My ’73 had flat tops (now sold :cry:) and it ran great. Usually the guys that are telling you to ditch them have never owned them, so ignore the noise. Mine ran great. An original ’73 is hard to find and it is a thing of beauty. And in my opinion, the more original the better.

Here are some before and after pics of my ’73 motor to give you a little motivation as you work on the motor.

Best regards,

Rich

post-19125-14150818407026_thumb.jpg

post-19125-14150818407641_thumb.jpg

Link to post
Share on other sites
Thanks to everyone for the advice and suggestions! I'll be sure to keep pestering you all with questions as I get into the project a bit more. My plan at this point: change all the fluids, flush the radiator, plugs/wires, then tackle a rebuild of the carbs.
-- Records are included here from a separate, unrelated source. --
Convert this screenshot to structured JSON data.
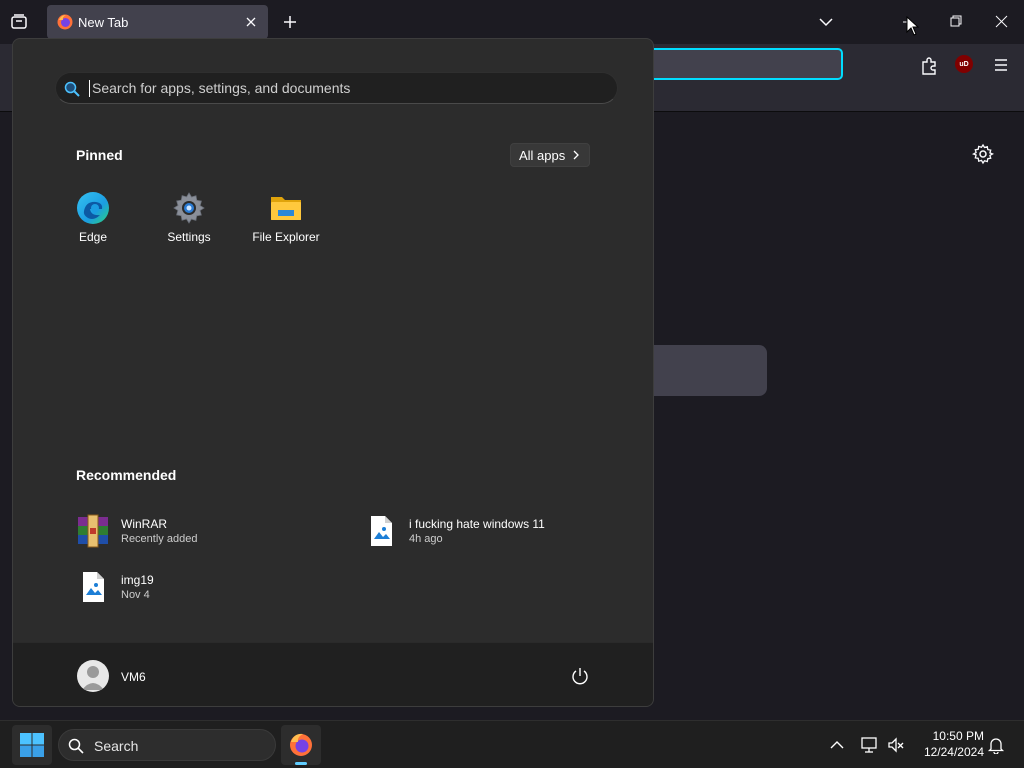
{
  "browser": {
    "tab": {
      "title": "New Tab"
    },
    "ublock_badge": "uD",
    "colors": {
      "accent": "#00ddff",
      "tab_bg": "#42414d",
      "toolbar_bg": "#2b2a33"
    }
  },
  "start_menu": {
    "search": {
      "placeholder": "Search for apps, settings, and documents",
      "value": ""
    },
    "pinned": {
      "title": "Pinned",
      "all_apps_label": "All apps",
      "apps": [
        {
          "label": "Edge",
          "icon": "edge-icon"
        },
        {
          "label": "Settings",
          "icon": "settings-gear-icon"
        },
        {
          "label": "File Explorer",
          "icon": "folder-icon"
        }
      ]
    },
    "recommended": {
      "title": "Recommended",
      "items": [
        {
          "name": "WinRAR",
          "subtitle": "Recently added",
          "icon": "winrar-icon"
        },
        {
          "name": "i fucking hate windows 11",
          "subtitle": "4h ago",
          "icon": "image-file-icon"
        },
        {
          "name": "img19",
          "subtitle": "Nov 4",
          "icon": "image-file-icon"
        }
      ]
    },
    "user": {
      "name": "VM6"
    }
  },
  "taskbar": {
    "search_label": "Search",
    "clock": {
      "time": "10:50 PM",
      "date": "12/24/2024"
    },
    "colors": {
      "running_indicator": "#60cdff"
    }
  }
}
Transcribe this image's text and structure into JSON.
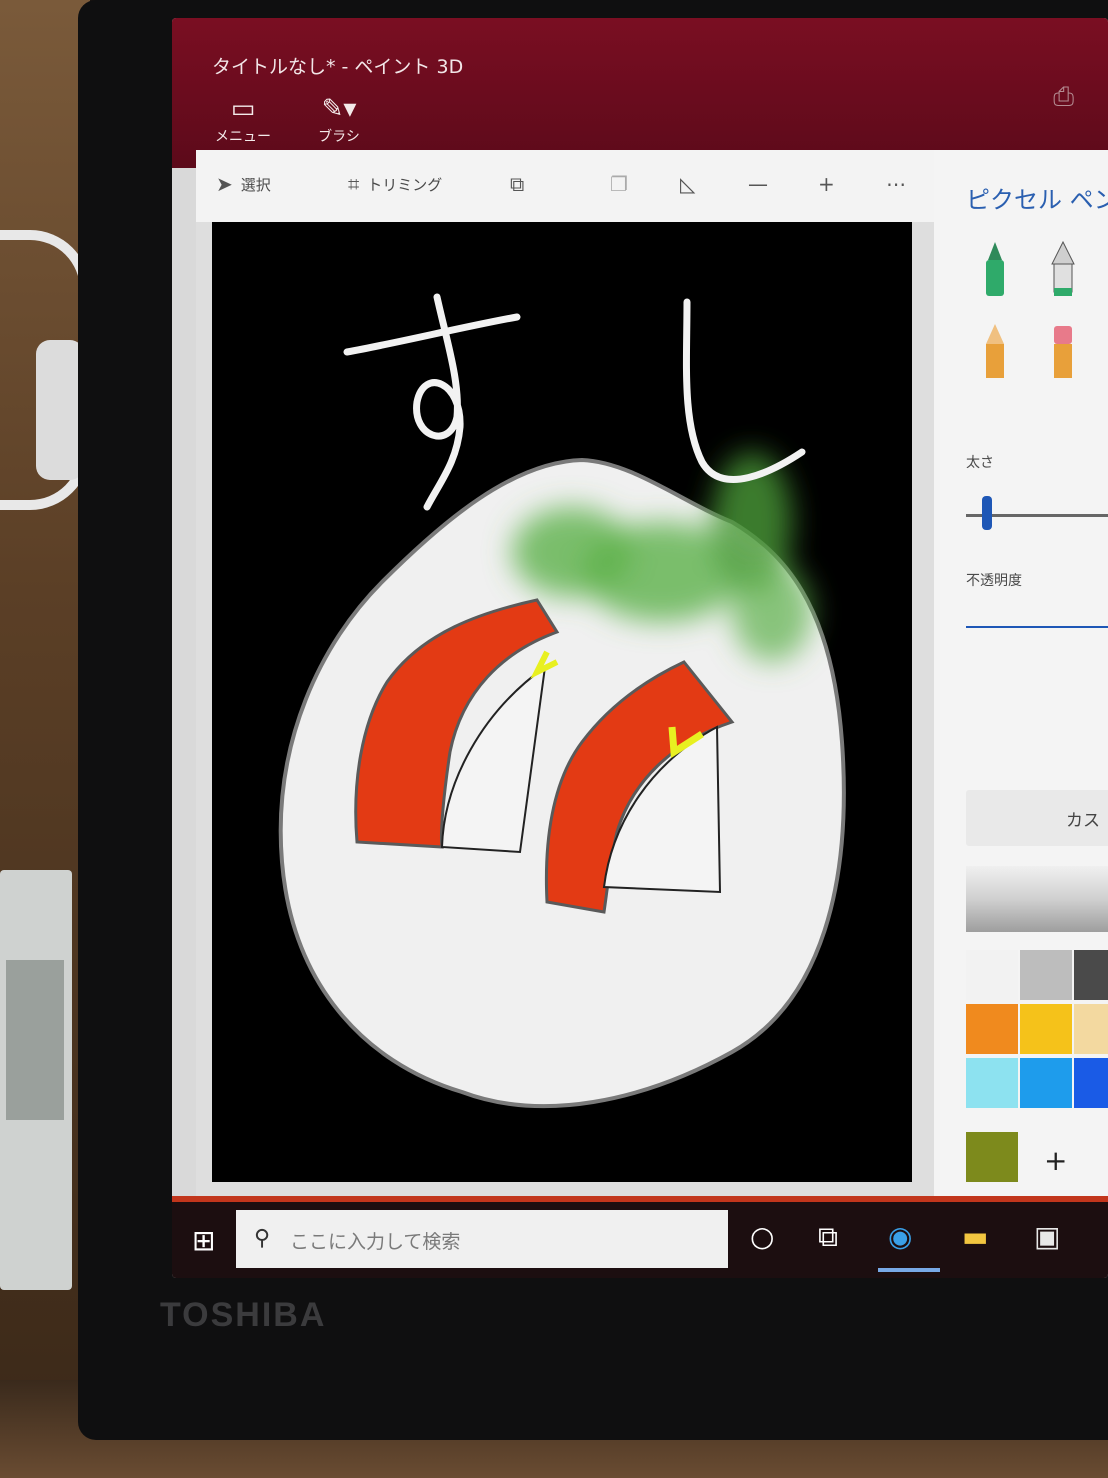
{
  "window": {
    "title": "タイトルなし* - ペイント 3D",
    "menu_label": "メニュー",
    "brush_label": "ブラシ"
  },
  "toolbar": {
    "select_label": "選択",
    "crop_label": "トリミング"
  },
  "panel": {
    "title": "ピクセル ペン",
    "thickness_label": "太さ",
    "opacity_label": "不透明度",
    "custom_label": "カス",
    "add_color": "+",
    "palette": [
      "#f2f2f2",
      "#bdbdbd",
      "#4a4a4a",
      "#f08a1e",
      "#f5c21a",
      "#f3d9a0",
      "#8de2f0",
      "#1e9cec",
      "#1a5be6",
      "#7d8a1c"
    ]
  },
  "canvas": {
    "text": "すし",
    "colors": {
      "background": "#000000",
      "rice": "#f0f0f0",
      "fish": "#e33a14",
      "accent": "#e8f020",
      "leaf": "#5cb14a"
    }
  },
  "taskbar": {
    "search_placeholder": "ここに入力して検索"
  },
  "bezel": {
    "brand": "TOSHIBA"
  }
}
Thanks again for all the help!

Motorman7(Rich) is a friend of mine and his advice was very solid. I drove that 73 from his place to the Westcoast Nationals in Motorsport Auto in Orange last year. It drove real nice, it looked awesome too. He had those flat-tops running great. Have fun and enjoy the ride.

Link to post
Share on other sites

Thanks, Rich. Love the photos. That is good inspiration! I figure I'll give the flattops a chance. I'd like to keep it as original as possible. I'll probably order a rebuild kit from ZTherapy, as that seems to be the board's consensus on where to go for the SUs.

Link to post
Share on other sites

Create an account or sign in to comment

You need to be a member in order to leave a comment

Create an account

Sign up for a new account in our community. It's easy!

Register a new account

Sign in

Already have an account? Sign in here.

Sign In Now
×
×
  • Create New...

Important Information

By using this site, you agree to our Terms of Use. We have placed cookies on your device to help make this website better. You can adjust your cookie settings, otherwise we'll assume you're okay to continue.